── RECORDS TO USE ──

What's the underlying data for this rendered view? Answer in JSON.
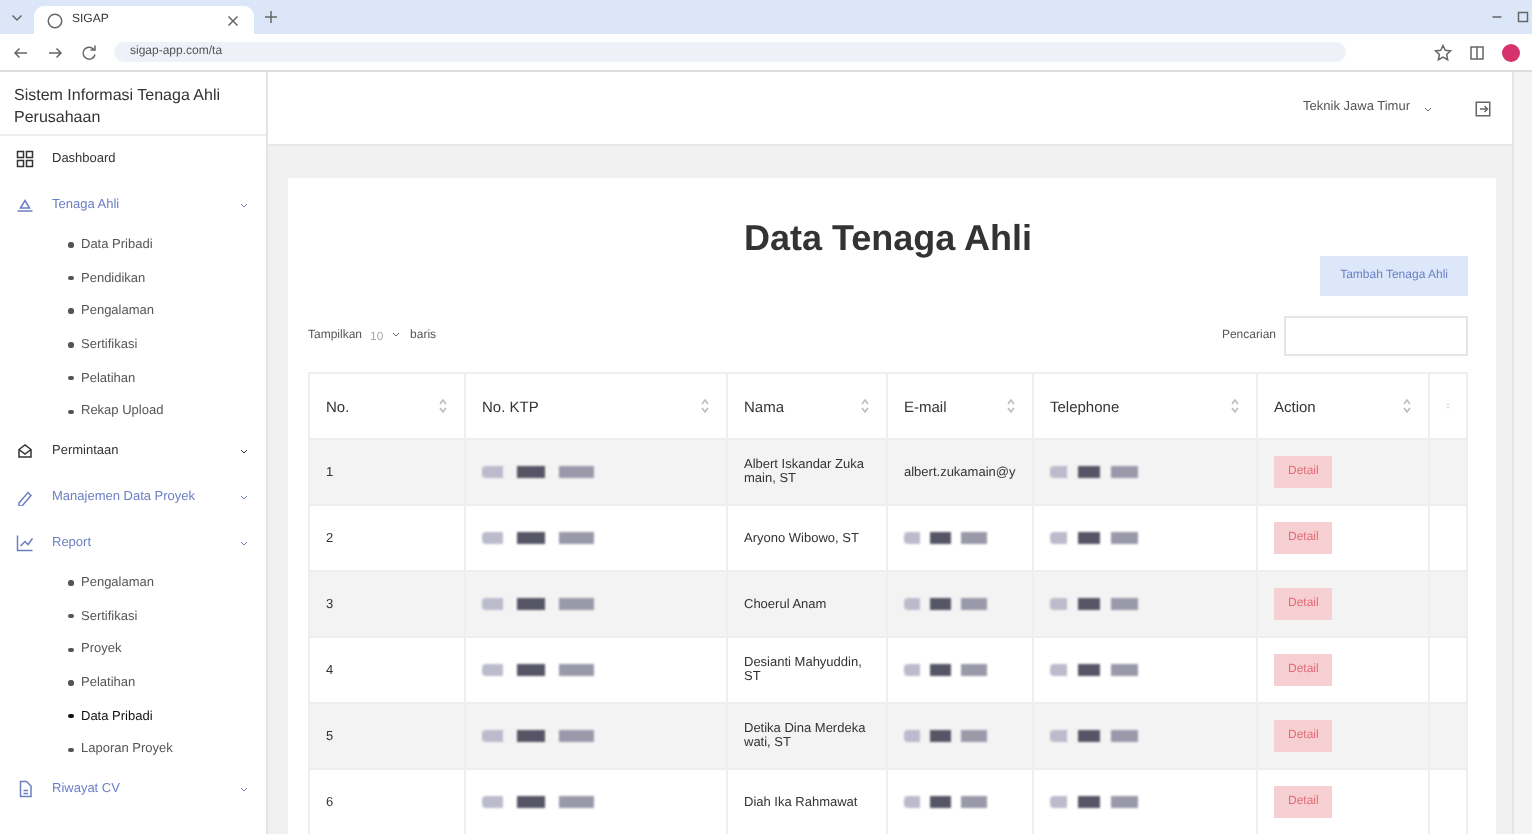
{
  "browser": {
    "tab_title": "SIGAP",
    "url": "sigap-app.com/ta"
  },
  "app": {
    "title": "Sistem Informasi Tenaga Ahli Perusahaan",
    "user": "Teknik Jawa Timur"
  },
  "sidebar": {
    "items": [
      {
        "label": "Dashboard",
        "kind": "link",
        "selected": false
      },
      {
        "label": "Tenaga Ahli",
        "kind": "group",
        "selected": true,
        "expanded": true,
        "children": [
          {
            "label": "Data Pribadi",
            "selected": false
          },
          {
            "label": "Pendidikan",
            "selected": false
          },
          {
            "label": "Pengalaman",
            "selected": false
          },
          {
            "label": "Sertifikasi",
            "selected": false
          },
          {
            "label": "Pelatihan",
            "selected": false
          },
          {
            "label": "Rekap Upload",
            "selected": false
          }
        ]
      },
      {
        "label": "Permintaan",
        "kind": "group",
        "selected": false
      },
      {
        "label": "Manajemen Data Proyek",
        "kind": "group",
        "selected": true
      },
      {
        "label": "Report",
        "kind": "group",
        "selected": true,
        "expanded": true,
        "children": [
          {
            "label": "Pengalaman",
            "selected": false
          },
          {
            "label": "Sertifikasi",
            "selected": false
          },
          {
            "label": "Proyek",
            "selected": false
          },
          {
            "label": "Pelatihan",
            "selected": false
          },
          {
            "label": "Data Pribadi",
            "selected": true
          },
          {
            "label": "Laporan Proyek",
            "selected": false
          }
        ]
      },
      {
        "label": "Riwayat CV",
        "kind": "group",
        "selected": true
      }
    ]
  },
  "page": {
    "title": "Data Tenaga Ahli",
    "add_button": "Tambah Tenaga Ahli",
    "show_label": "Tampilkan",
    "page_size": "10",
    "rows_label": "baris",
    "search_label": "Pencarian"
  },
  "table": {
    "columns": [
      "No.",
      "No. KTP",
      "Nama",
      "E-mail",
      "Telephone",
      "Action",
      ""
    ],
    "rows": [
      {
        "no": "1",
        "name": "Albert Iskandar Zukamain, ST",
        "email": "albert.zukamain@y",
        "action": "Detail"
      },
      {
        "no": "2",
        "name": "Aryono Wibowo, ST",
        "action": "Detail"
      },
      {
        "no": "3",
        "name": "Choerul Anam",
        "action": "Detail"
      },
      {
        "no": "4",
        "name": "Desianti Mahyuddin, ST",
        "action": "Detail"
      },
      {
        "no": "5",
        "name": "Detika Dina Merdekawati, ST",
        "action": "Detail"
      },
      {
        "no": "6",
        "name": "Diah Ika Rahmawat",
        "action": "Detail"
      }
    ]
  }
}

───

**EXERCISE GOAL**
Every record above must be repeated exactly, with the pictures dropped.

**TASK OUTPUT**
What's the underlying data for this rendered view? Answer in JSON.
{
  "browser": {
    "tab_title": "SIGAP",
    "url": "sigap-app.com/ta"
  },
  "app": {
    "title": "Sistem Informasi Tenaga Ahli Perusahaan",
    "user": "Teknik Jawa Timur"
  },
  "sidebar": {
    "items": [
      {
        "label": "Dashboard",
        "kind": "link",
        "selected": false
      },
      {
        "label": "Tenaga Ahli",
        "kind": "group",
        "selected": true,
        "expanded": true,
        "children": [
          {
            "label": "Data Pribadi",
            "selected": false
          },
          {
            "label": "Pendidikan",
            "selected": false
          },
          {
            "label": "Pengalaman",
            "selected": false
          },
          {
            "label": "Sertifikasi",
            "selected": false
          },
          {
            "label": "Pelatihan",
            "selected": false
          },
          {
            "label": "Rekap Upload",
            "selected": false
          }
        ]
      },
      {
        "label": "Permintaan",
        "kind": "group",
        "selected": false
      },
      {
        "label": "Manajemen Data Proyek",
        "kind": "group",
        "selected": true
      },
      {
        "label": "Report",
        "kind": "group",
        "selected": true,
        "expanded": true,
        "children": [
          {
            "label": "Pengalaman",
            "selected": false
          },
          {
            "label": "Sertifikasi",
            "selected": false
          },
          {
            "label": "Proyek",
            "selected": false
          },
          {
            "label": "Pelatihan",
            "selected": false
          },
          {
            "label": "Data Pribadi",
            "selected": true
          },
          {
            "label": "Laporan Proyek",
            "selected": false
          }
        ]
      },
      {
        "label": "Riwayat CV",
        "kind": "group",
        "selected": true
      }
    ]
  },
  "page": {
    "title": "Data Tenaga Ahli",
    "add_button": "Tambah Tenaga Ahli",
    "show_label": "Tampilkan",
    "page_size": "10",
    "rows_label": "baris",
    "search_label": "Pencarian"
  },
  "table": {
    "columns": [
      "No.",
      "No. KTP",
      "Nama",
      "E-mail",
      "Telephone",
      "Action",
      ""
    ],
    "rows": [
      {
        "no": "1",
        "name": "Albert Iskandar Zukamain, ST",
        "email": "albert.zukamain@y",
        "action": "Detail"
      },
      {
        "no": "2",
        "name": "Aryono Wibowo, ST",
        "action": "Detail"
      },
      {
        "no": "3",
        "name": "Choerul Anam",
        "action": "Detail"
      },
      {
        "no": "4",
        "name": "Desianti Mahyuddin, ST",
        "action": "Detail"
      },
      {
        "no": "5",
        "name": "Detika Dina Merdekawati, ST",
        "action": "Detail"
      },
      {
        "no": "6",
        "name": "Diah Ika Rahmawat",
        "action": "Detail"
      }
    ]
  }
}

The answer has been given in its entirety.